Diaz-Castaneda and the Possibility of Fourth Amendment Use Restrictions:
Yesterday, in United States v. Diaz-Castaneda, the Ninth Circuit had some interesting dicta in an otherwise-routine Fourth Amendment decision. The dicta touches on a topic that law professors have long been very interested in, so I thought I would flag it.

  The facts of the case are simple. A police officer saw a truck driving on the highway, observed its license plate number, and then ran a computer check of the plates and learned that the registered owner of the truck had a suspended license. The officer saw that the driver of the truck matched the description of the owner of the truck, so he pulled over the truck. The issue in the case was whether the officer's viewing the plates and running the computer check was a Fourth Amendment "search" of the driver that occurred without probable cause and was therefore unlawful.

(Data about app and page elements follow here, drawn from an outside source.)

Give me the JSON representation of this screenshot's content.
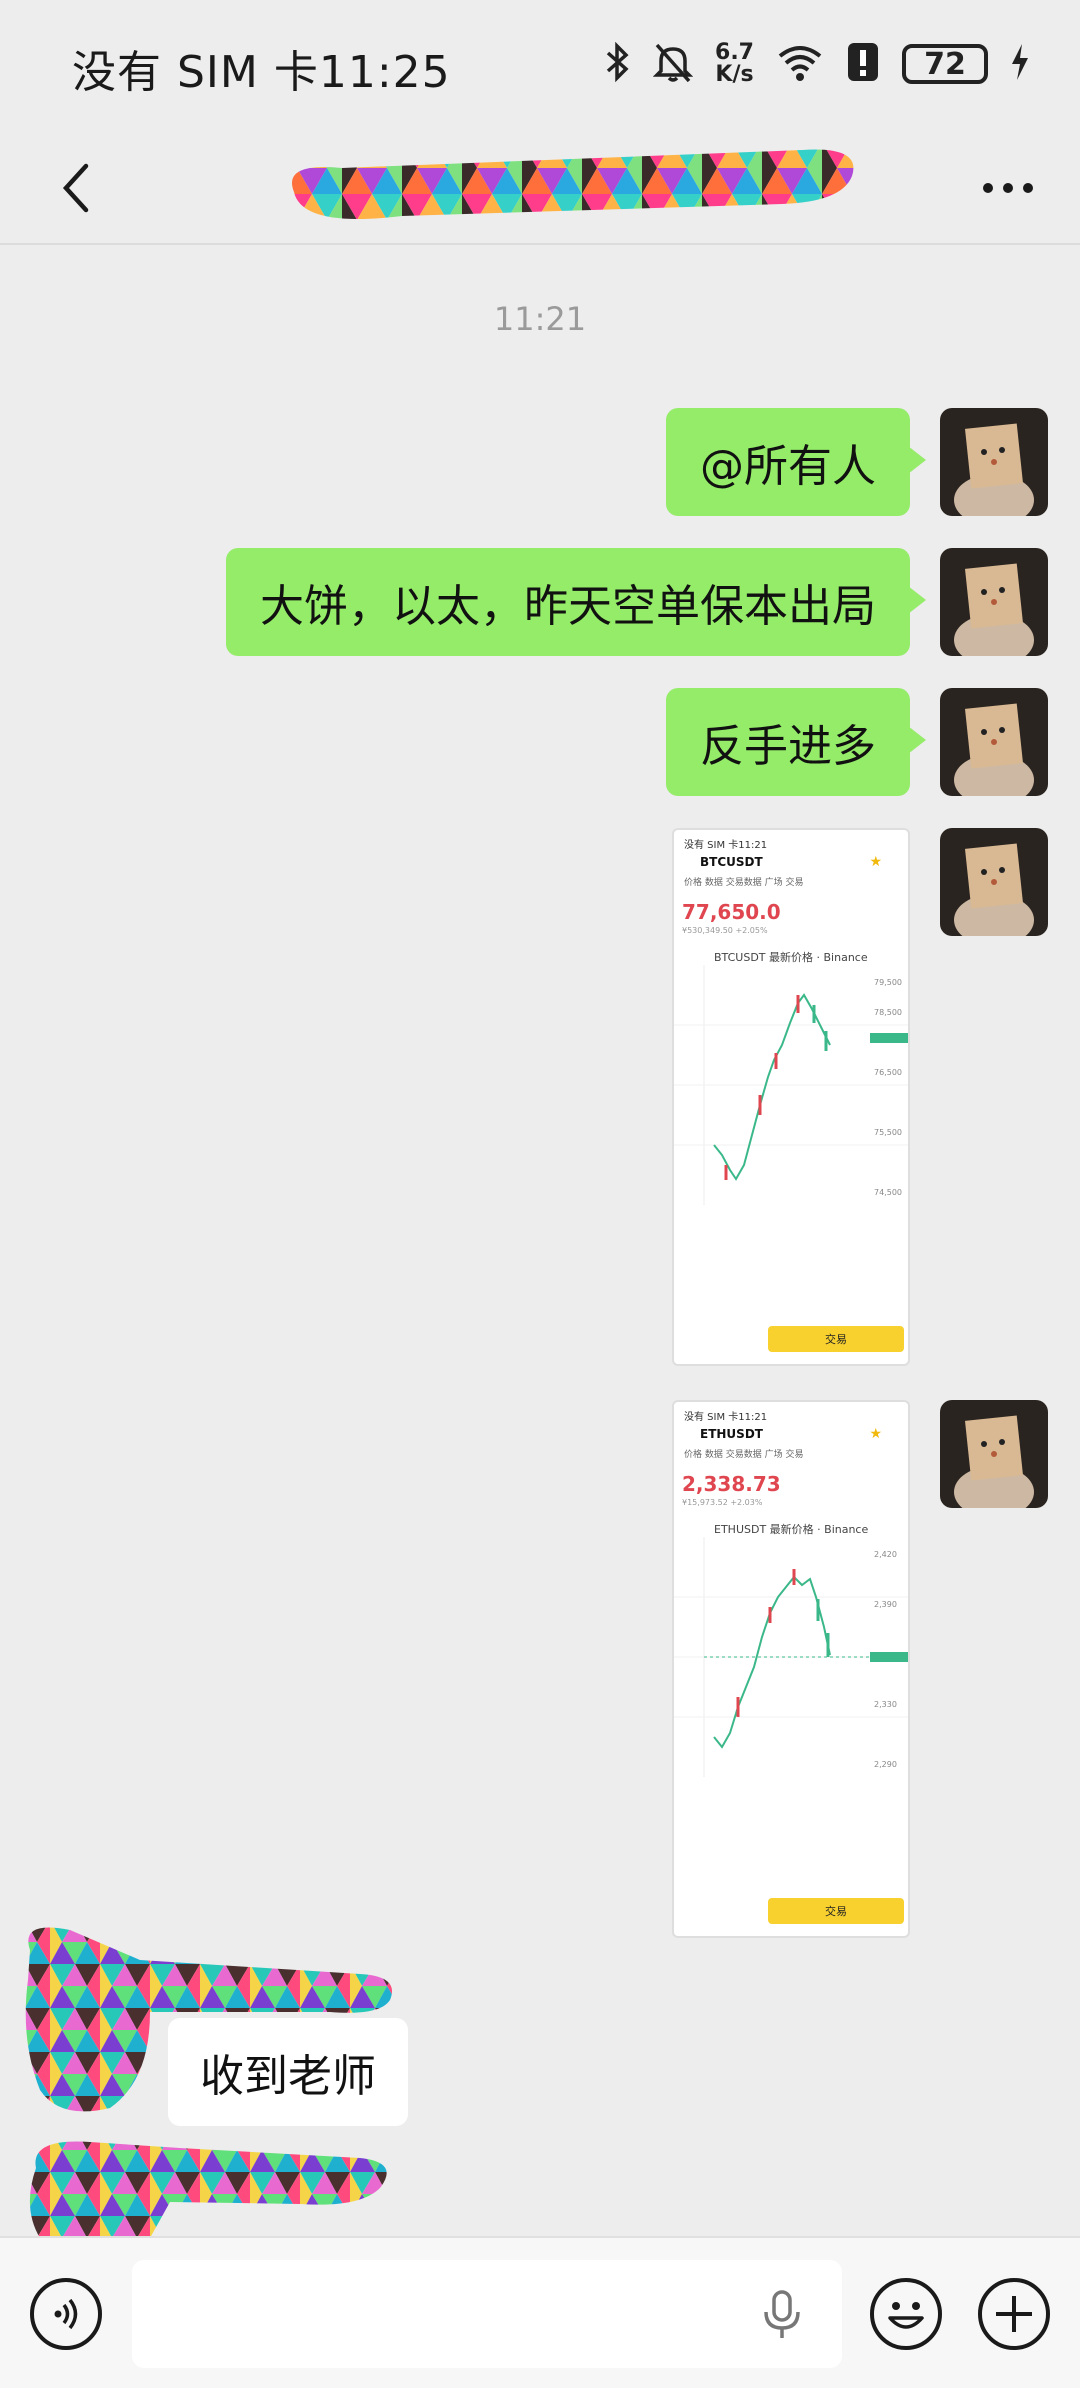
{
  "status_bar": {
    "carrier_time": "没有 SIM 卡11:25",
    "net_speed_value": "6.7",
    "net_speed_unit": "K/s",
    "battery": "72"
  },
  "chat": {
    "timestamp": "11:21",
    "messages": [
      {
        "text": "@所有人"
      },
      {
        "text": "大饼，以太，昨天空单保本出局"
      },
      {
        "text": "反手进多"
      }
    ],
    "incoming_reply": "收到老师"
  },
  "screenshot_btc": {
    "status": "没有 SIM 卡11:21",
    "pair": "BTCUSDT",
    "tabs": "价格   数据   交易数据   广场   交易",
    "price": "77,650.0",
    "sub": "¥530,349.50  +2.05%",
    "chart_title": "BTCUSDT 最新价格 · Binance",
    "trade_button": "交易"
  },
  "screenshot_eth": {
    "status": "没有 SIM 卡11:21",
    "pair": "ETHUSDT",
    "tabs": "价格   数据   交易数据   广场   交易",
    "price": "2,338.73",
    "sub": "¥15,973.52  +2.03%",
    "chart_title": "ETHUSDT 最新价格 · Binance",
    "trade_button": "交易"
  },
  "colors": {
    "outgoing_bubble": "#95ec69",
    "incoming_bubble": "#ffffff",
    "background": "#ededed",
    "price_red": "#e0464f",
    "trade_yellow": "#f8d12f"
  },
  "icons": {
    "back": "chevron-left-icon",
    "more": "more-dots-icon",
    "voice": "voice-icon",
    "mic": "mic-icon",
    "emoji": "emoji-icon",
    "plus": "plus-icon"
  }
}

  In an opinion by Judge Fisher, the court concluded that no search occurred: the license plates were in plain view, so the officer did not search or seize anything by seeing the tags. This is clearly right in light of cases like New York v. Class. But then the court did something unusual; it adopted parts of a framework from a 6th Circuit dissent suggesting that license checks could be searches in some cases because they might retrieve particularly sensitive information.

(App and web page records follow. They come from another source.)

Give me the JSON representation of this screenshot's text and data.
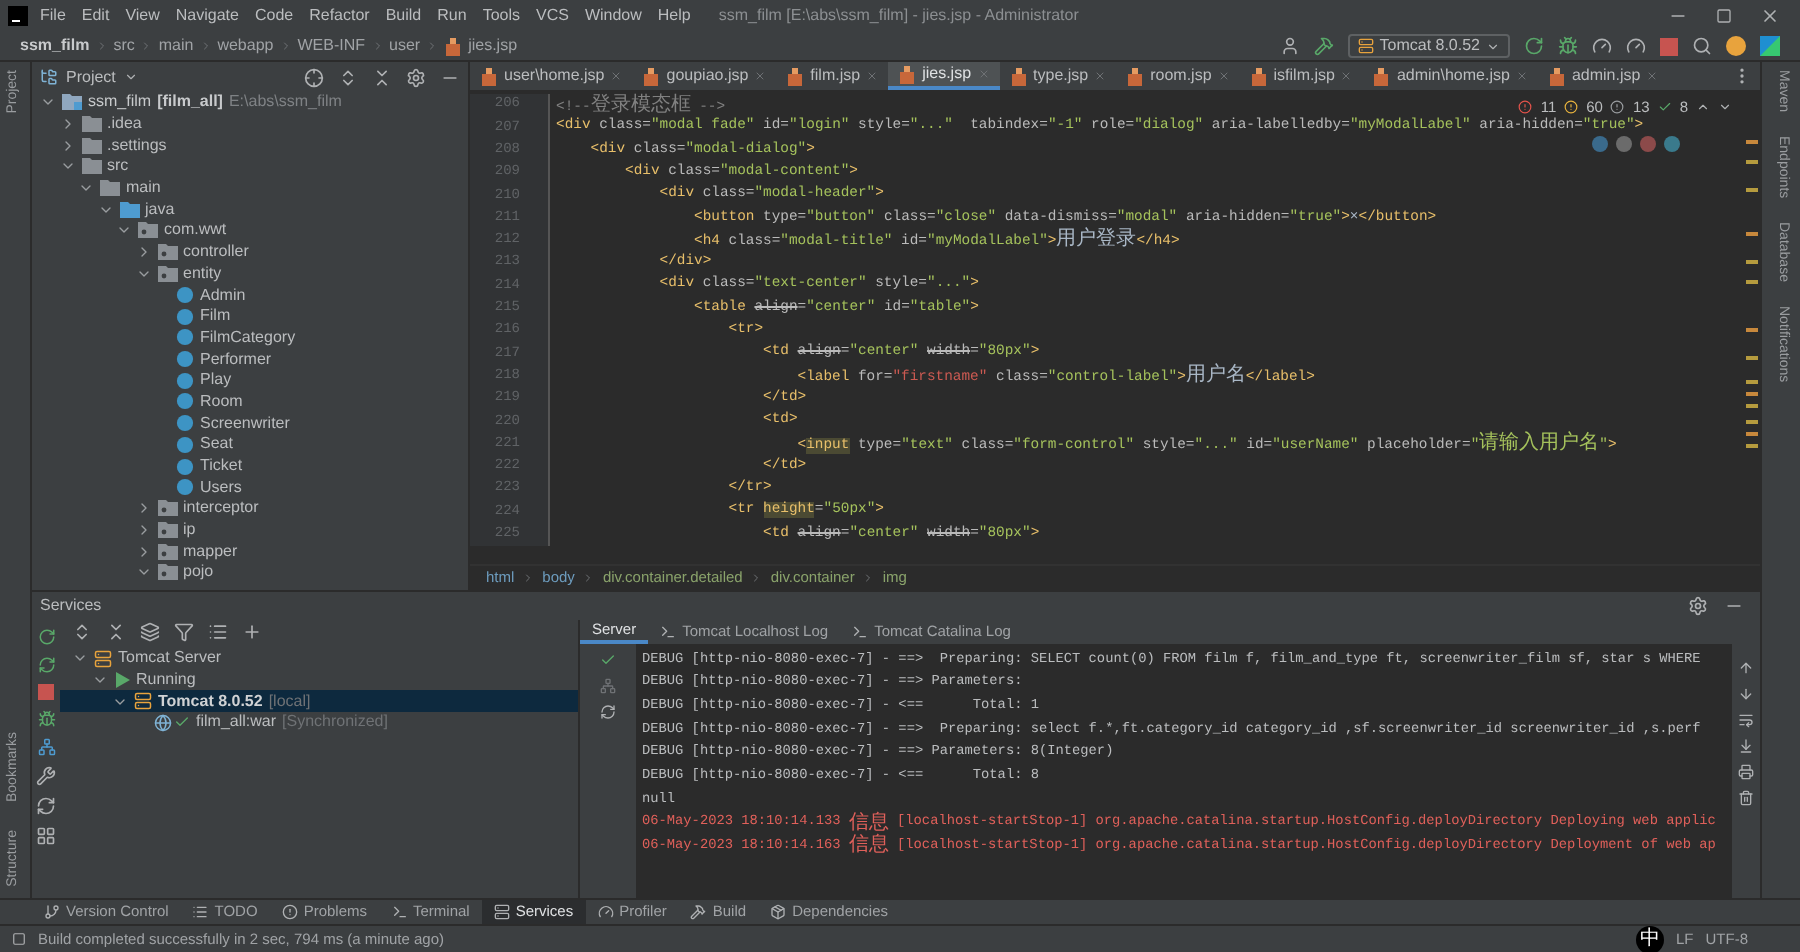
{
  "window": {
    "title": "ssm_film [E:\\abs\\ssm_film] - jies.jsp - Administrator"
  },
  "menu": [
    "File",
    "Edit",
    "View",
    "Navigate",
    "Code",
    "Refactor",
    "Build",
    "Run",
    "Tools",
    "VCS",
    "Window",
    "Help"
  ],
  "breadcrumb": [
    "ssm_film",
    "src",
    "main",
    "webapp",
    "WEB-INF",
    "user",
    "jies.jsp"
  ],
  "run_config": "Tomcat 8.0.52",
  "left_tool_tabs": [
    "Project",
    "Bookmarks",
    "Structure"
  ],
  "right_tool_tabs": [
    "Maven",
    "Endpoints",
    "Database",
    "Notifications"
  ],
  "project_panel": {
    "title": "Project",
    "tree": [
      {
        "name": "ssm_film",
        "module": "[film_all]",
        "path": "E:\\abs\\ssm_film",
        "kind": "module",
        "expanded": true,
        "children": [
          {
            "name": ".idea",
            "kind": "folder",
            "expanded": false
          },
          {
            "name": ".settings",
            "kind": "folder",
            "expanded": false
          },
          {
            "name": "src",
            "kind": "folder",
            "expanded": true,
            "children": [
              {
                "name": "main",
                "kind": "folder",
                "expanded": true,
                "children": [
                  {
                    "name": "java",
                    "kind": "source",
                    "expanded": true,
                    "children": [
                      {
                        "name": "com.wwt",
                        "kind": "package",
                        "expanded": true,
                        "children": [
                          {
                            "name": "controller",
                            "kind": "package",
                            "expanded": false
                          },
                          {
                            "name": "entity",
                            "kind": "package",
                            "expanded": true,
                            "children": [
                              {
                                "name": "Admin",
                                "kind": "class"
                              },
                              {
                                "name": "Film",
                                "kind": "class"
                              },
                              {
                                "name": "FilmCategory",
                                "kind": "class"
                              },
                              {
                                "name": "Performer",
                                "kind": "class"
                              },
                              {
                                "name": "Play",
                                "kind": "class"
                              },
                              {
                                "name": "Room",
                                "kind": "class"
                              },
                              {
                                "name": "Screenwriter",
                                "kind": "class"
                              },
                              {
                                "name": "Seat",
                                "kind": "class"
                              },
                              {
                                "name": "Ticket",
                                "kind": "class"
                              },
                              {
                                "name": "Users",
                                "kind": "class"
                              }
                            ]
                          },
                          {
                            "name": "interceptor",
                            "kind": "package",
                            "expanded": false
                          },
                          {
                            "name": "ip",
                            "kind": "package",
                            "expanded": false
                          },
                          {
                            "name": "mapper",
                            "kind": "package",
                            "expanded": false
                          },
                          {
                            "name": "pojo",
                            "kind": "package",
                            "expanded": true
                          }
                        ]
                      }
                    ]
                  }
                ]
              }
            ]
          }
        ]
      }
    ]
  },
  "editor_tabs": [
    {
      "label": "user\\home.jsp",
      "selected": false
    },
    {
      "label": "goupiao.jsp",
      "selected": false
    },
    {
      "label": "film.jsp",
      "selected": false
    },
    {
      "label": "jies.jsp",
      "selected": true
    },
    {
      "label": "type.jsp",
      "selected": false
    },
    {
      "label": "room.jsp",
      "selected": false
    },
    {
      "label": "isfilm.jsp",
      "selected": false
    },
    {
      "label": "admin\\home.jsp",
      "selected": false
    },
    {
      "label": "admin.jsp",
      "selected": false
    }
  ],
  "inspections": {
    "errors": "11",
    "warnings": "60",
    "weak_warnings": "13",
    "typos": "8"
  },
  "code": [
    {
      "number": "206",
      "tokens": [
        {
          "kind": "comment",
          "text": "<!--登录模态框 -->"
        }
      ]
    },
    {
      "number": "207",
      "tokens": [
        {
          "kind": "tag",
          "text": "<div"
        },
        {
          "kind": "attr",
          "text": " class="
        },
        {
          "kind": "value",
          "text": "\"modal fade\""
        },
        {
          "kind": "attr",
          "text": " id="
        },
        {
          "kind": "value",
          "text": "\"login\""
        },
        {
          "kind": "attr",
          "text": " style="
        },
        {
          "kind": "value",
          "text": "\"...\""
        },
        {
          "kind": "attr",
          "text": "  tabindex="
        },
        {
          "kind": "value",
          "text": "\"-1\""
        },
        {
          "kind": "attr",
          "text": " role="
        },
        {
          "kind": "value",
          "text": "\"dialog\""
        },
        {
          "kind": "attr",
          "text": " aria-labelledby="
        },
        {
          "kind": "value",
          "text": "\"myModalLabel\""
        },
        {
          "kind": "attr",
          "text": " aria-hidden="
        },
        {
          "kind": "value",
          "text": "\"true\""
        },
        {
          "kind": "tag",
          "text": ">"
        }
      ]
    },
    {
      "number": "208",
      "tokens": [
        {
          "kind": "tag",
          "text": "    <div"
        },
        {
          "kind": "attr",
          "text": " class="
        },
        {
          "kind": "value",
          "text": "\"modal-dialog\""
        },
        {
          "kind": "tag",
          "text": ">"
        }
      ]
    },
    {
      "number": "209",
      "tokens": [
        {
          "kind": "tag",
          "text": "        <div"
        },
        {
          "kind": "attr",
          "text": " class="
        },
        {
          "kind": "value",
          "text": "\"modal-content\""
        },
        {
          "kind": "tag",
          "text": ">"
        }
      ]
    },
    {
      "number": "210",
      "tokens": [
        {
          "kind": "tag",
          "text": "            <div"
        },
        {
          "kind": "attr",
          "text": " class="
        },
        {
          "kind": "value",
          "text": "\"modal-header\""
        },
        {
          "kind": "tag",
          "text": ">"
        }
      ]
    },
    {
      "number": "211",
      "tokens": [
        {
          "kind": "tag",
          "text": "                <button"
        },
        {
          "kind": "attr",
          "text": " type="
        },
        {
          "kind": "value",
          "text": "\"button\""
        },
        {
          "kind": "attr",
          "text": " class="
        },
        {
          "kind": "value",
          "text": "\"close\""
        },
        {
          "kind": "attr",
          "text": " data-dismiss="
        },
        {
          "kind": "value",
          "text": "\"modal\""
        },
        {
          "kind": "attr",
          "text": " aria-hidden="
        },
        {
          "kind": "value",
          "text": "\"true\""
        },
        {
          "kind": "tag",
          "text": ">"
        },
        {
          "kind": "text",
          "text": "×"
        },
        {
          "kind": "tag",
          "text": "</button>"
        }
      ]
    },
    {
      "number": "212",
      "tokens": [
        {
          "kind": "tag",
          "text": "                <h4"
        },
        {
          "kind": "attr",
          "text": " class="
        },
        {
          "kind": "value",
          "text": "\"modal-title\""
        },
        {
          "kind": "attr",
          "text": " id="
        },
        {
          "kind": "value",
          "text": "\"myModalLabel\""
        },
        {
          "kind": "tag",
          "text": ">"
        },
        {
          "kind": "text",
          "text": "用户登录"
        },
        {
          "kind": "tag",
          "text": "</h4>"
        }
      ]
    },
    {
      "number": "213",
      "tokens": [
        {
          "kind": "tag",
          "text": "            </div>"
        }
      ]
    },
    {
      "number": "214",
      "tokens": [
        {
          "kind": "tag",
          "text": "            <div"
        },
        {
          "kind": "attr",
          "text": " class="
        },
        {
          "kind": "value",
          "text": "\"text-center\""
        },
        {
          "kind": "attr",
          "text": " style="
        },
        {
          "kind": "value",
          "text": "\"...\""
        },
        {
          "kind": "tag",
          "text": ">"
        }
      ]
    },
    {
      "number": "215",
      "tokens": [
        {
          "kind": "tag",
          "text": "                <table "
        },
        {
          "kind": "deprecated",
          "text": "align"
        },
        {
          "kind": "attr",
          "text": "="
        },
        {
          "kind": "value",
          "text": "\"center\""
        },
        {
          "kind": "attr",
          "text": " id="
        },
        {
          "kind": "value",
          "text": "\"table\""
        },
        {
          "kind": "tag",
          "text": ">"
        }
      ]
    },
    {
      "number": "216",
      "tokens": [
        {
          "kind": "tag",
          "text": "                    <tr>"
        }
      ]
    },
    {
      "number": "217",
      "tokens": [
        {
          "kind": "tag",
          "text": "                        <td "
        },
        {
          "kind": "deprecated",
          "text": "align"
        },
        {
          "kind": "attr",
          "text": "="
        },
        {
          "kind": "value",
          "text": "\"center\" "
        },
        {
          "kind": "deprecated",
          "text": "width"
        },
        {
          "kind": "attr",
          "text": "="
        },
        {
          "kind": "value",
          "text": "\"80px\""
        },
        {
          "kind": "tag",
          "text": ">"
        }
      ]
    },
    {
      "number": "218",
      "tokens": [
        {
          "kind": "tag",
          "text": "                            <label"
        },
        {
          "kind": "attr",
          "text": " for="
        },
        {
          "kind": "unresolved",
          "text": "\"firstname\""
        },
        {
          "kind": "attr",
          "text": " class="
        },
        {
          "kind": "value",
          "text": "\"control-label\""
        },
        {
          "kind": "tag",
          "text": ">"
        },
        {
          "kind": "text",
          "text": "用户名"
        },
        {
          "kind": "tag",
          "text": "</label>"
        }
      ]
    },
    {
      "number": "219",
      "tokens": [
        {
          "kind": "tag",
          "text": "                        </td>"
        }
      ]
    },
    {
      "number": "220",
      "tokens": [
        {
          "kind": "tag",
          "text": "                        <td>"
        }
      ]
    },
    {
      "number": "221",
      "tokens": [
        {
          "kind": "tag",
          "text": "                            <"
        },
        {
          "kind": "usage",
          "text": "input"
        },
        {
          "kind": "attr",
          "text": " type="
        },
        {
          "kind": "value",
          "text": "\"text\""
        },
        {
          "kind": "attr",
          "text": " class="
        },
        {
          "kind": "value",
          "text": "\"form-control\""
        },
        {
          "kind": "attr",
          "text": " style="
        },
        {
          "kind": "value",
          "text": "\"...\""
        },
        {
          "kind": "attr",
          "text": " id="
        },
        {
          "kind": "value",
          "text": "\"userName\""
        },
        {
          "kind": "attr",
          "text": " placeholder="
        },
        {
          "kind": "value",
          "text": "\"请输入用户名\""
        },
        {
          "kind": "tag",
          "text": ">"
        }
      ]
    },
    {
      "number": "222",
      "tokens": [
        {
          "kind": "tag",
          "text": "                        </td>"
        }
      ]
    },
    {
      "number": "223",
      "tokens": [
        {
          "kind": "tag",
          "text": "                    </tr>"
        }
      ]
    },
    {
      "number": "224",
      "tokens": [
        {
          "kind": "tag",
          "text": "                    <tr "
        },
        {
          "kind": "usage",
          "text": "height"
        },
        {
          "kind": "attr",
          "text": "="
        },
        {
          "kind": "value",
          "text": "\"50px\""
        },
        {
          "kind": "tag",
          "text": ">"
        }
      ]
    },
    {
      "number": "225",
      "tokens": [
        {
          "kind": "tag",
          "text": "                        <td "
        },
        {
          "kind": "deprecated",
          "text": "align"
        },
        {
          "kind": "attr",
          "text": "="
        },
        {
          "kind": "value",
          "text": "\"center\" "
        },
        {
          "kind": "deprecated",
          "text": "width"
        },
        {
          "kind": "attr",
          "text": "="
        },
        {
          "kind": "value",
          "text": "\"80px\""
        },
        {
          "kind": "tag",
          "text": ">"
        }
      ]
    }
  ],
  "editor_breadcrumb": [
    "html",
    "body",
    "div.container.detailed",
    "div.container",
    "img"
  ],
  "services": {
    "title": "Services",
    "tree": [
      {
        "name": "Tomcat Server",
        "kind": "server",
        "selected": false,
        "expanded": true,
        "children": [
          {
            "name": "Running",
            "kind": "status",
            "selected": false,
            "expanded": true,
            "children": [
              {
                "name": "Tomcat 8.0.52",
                "suffix": "[local]",
                "kind": "instance",
                "selected": true,
                "expanded": true,
                "children": [
                  {
                    "name": "film_all:war",
                    "suffix": "[Synchronized]",
                    "kind": "artifact",
                    "selected": false
                  }
                ]
              }
            ]
          }
        ]
      }
    ],
    "console_tabs": [
      {
        "label": "Server",
        "selected": true
      },
      {
        "label": "Tomcat Localhost Log",
        "selected": false
      },
      {
        "label": "Tomcat Catalina Log",
        "selected": false
      }
    ],
    "console": [
      {
        "kind": "debug",
        "text": "DEBUG [http-nio-8080-exec-7] - ==>  Preparing: SELECT count(0) FROM film f, film_and_type ft, screenwriter_film sf, star s WHERE"
      },
      {
        "kind": "debug",
        "text": "DEBUG [http-nio-8080-exec-7] - ==> Parameters: "
      },
      {
        "kind": "debug",
        "text": "DEBUG [http-nio-8080-exec-7] - <==      Total: 1"
      },
      {
        "kind": "debug",
        "text": "DEBUG [http-nio-8080-exec-7] - ==>  Preparing: select f.*,ft.category_id category_id ,sf.screenwriter_id screenwriter_id ,s.perf"
      },
      {
        "kind": "debug",
        "text": "DEBUG [http-nio-8080-exec-7] - ==> Parameters: 8(Integer)"
      },
      {
        "kind": "debug",
        "text": "DEBUG [http-nio-8080-exec-7] - <==      Total: 8"
      },
      {
        "kind": "debug",
        "text": "null"
      },
      {
        "kind": "error",
        "text": "06-May-2023 18:10:14.133 信息 [localhost-startStop-1] org.apache.catalina.startup.HostConfig.deployDirectory Deploying web applic"
      },
      {
        "kind": "error",
        "text": "06-May-2023 18:10:14.163 信息 [localhost-startStop-1] org.apache.catalina.startup.HostConfig.deployDirectory Deployment of web ap"
      }
    ]
  },
  "tool_windows": [
    {
      "label": "Version Control",
      "selected": false
    },
    {
      "label": "TODO",
      "selected": false
    },
    {
      "label": "Problems",
      "selected": false
    },
    {
      "label": "Terminal",
      "selected": false
    },
    {
      "label": "Services",
      "selected": true
    },
    {
      "label": "Profiler",
      "selected": false
    },
    {
      "label": "Build",
      "selected": false
    },
    {
      "label": "Dependencies",
      "selected": false
    }
  ],
  "status_bar": {
    "message": "Build completed successfully in 2 sec, 794 ms (a minute ago)",
    "line_separator": "LF",
    "encoding": "UTF-8",
    "ime": "中"
  }
}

  In Diaz-Castaneda, the Ninth Circuit concluded that the license check in this particular case was not a search, but that other checks might be searches in some cases:
[T]here is no indication that license plate checks in Oregon result in the retrieval of information that "may not otherwise be public or accessible by the police without heightened suspicion." The information that [the officer] accessed about [the driver], namely that he was the registered owner of the truck and that his license was suspended, was already present in the police database and presumably available to any inquiring police officer. Were this not the case — for example, had [the officer] used [the driver]'s license plate to obtain information that [the driver] reasonably expected would be unavailable to the police, or had [the officer] violated police guidelines regarding the proper searching of databases — our conclusion might very well be different.
  This suggestion is just a suggestion, and obviously doesn't settle anything. But it's hinting at a pretty revolutionary idea. The Fourth Amendment has always been understood to regulate government collection of information but not subsequent use of information. Once information is collected, the government is free to use it however it wants. But here the Court seems to be suggesting a potential use restriction. First, license check "might very well" be a search if the officers do not comply with "police guidelines regarding the proper searching of databases." Second, it might be a search if the information retrieved by the officer is information that a driver wouldn't reasonably expect an officer to be able to retrieve (which I gather refers to information in government databases held outside the police department, although it' not clear).

   I'm understanding the language correctly, the panel seems open to the idea that that the government might collect information without violating a reasonable expectation of privacy -- leading to its inclusion in some kind of government database -- but then could retrieve the information in a way that does violate a reasonable expectation of privacy. That is, the court seems to be suggesting the possibility of a Fourth Amendment use restriction beyond the rules regulating the initial government collection of information. This is a pretty revolutionary suggestion, and I'll be very interested to see if a future Ninth Circuit panel takes that ball and runs with it.

  Thanks to Howard for the link.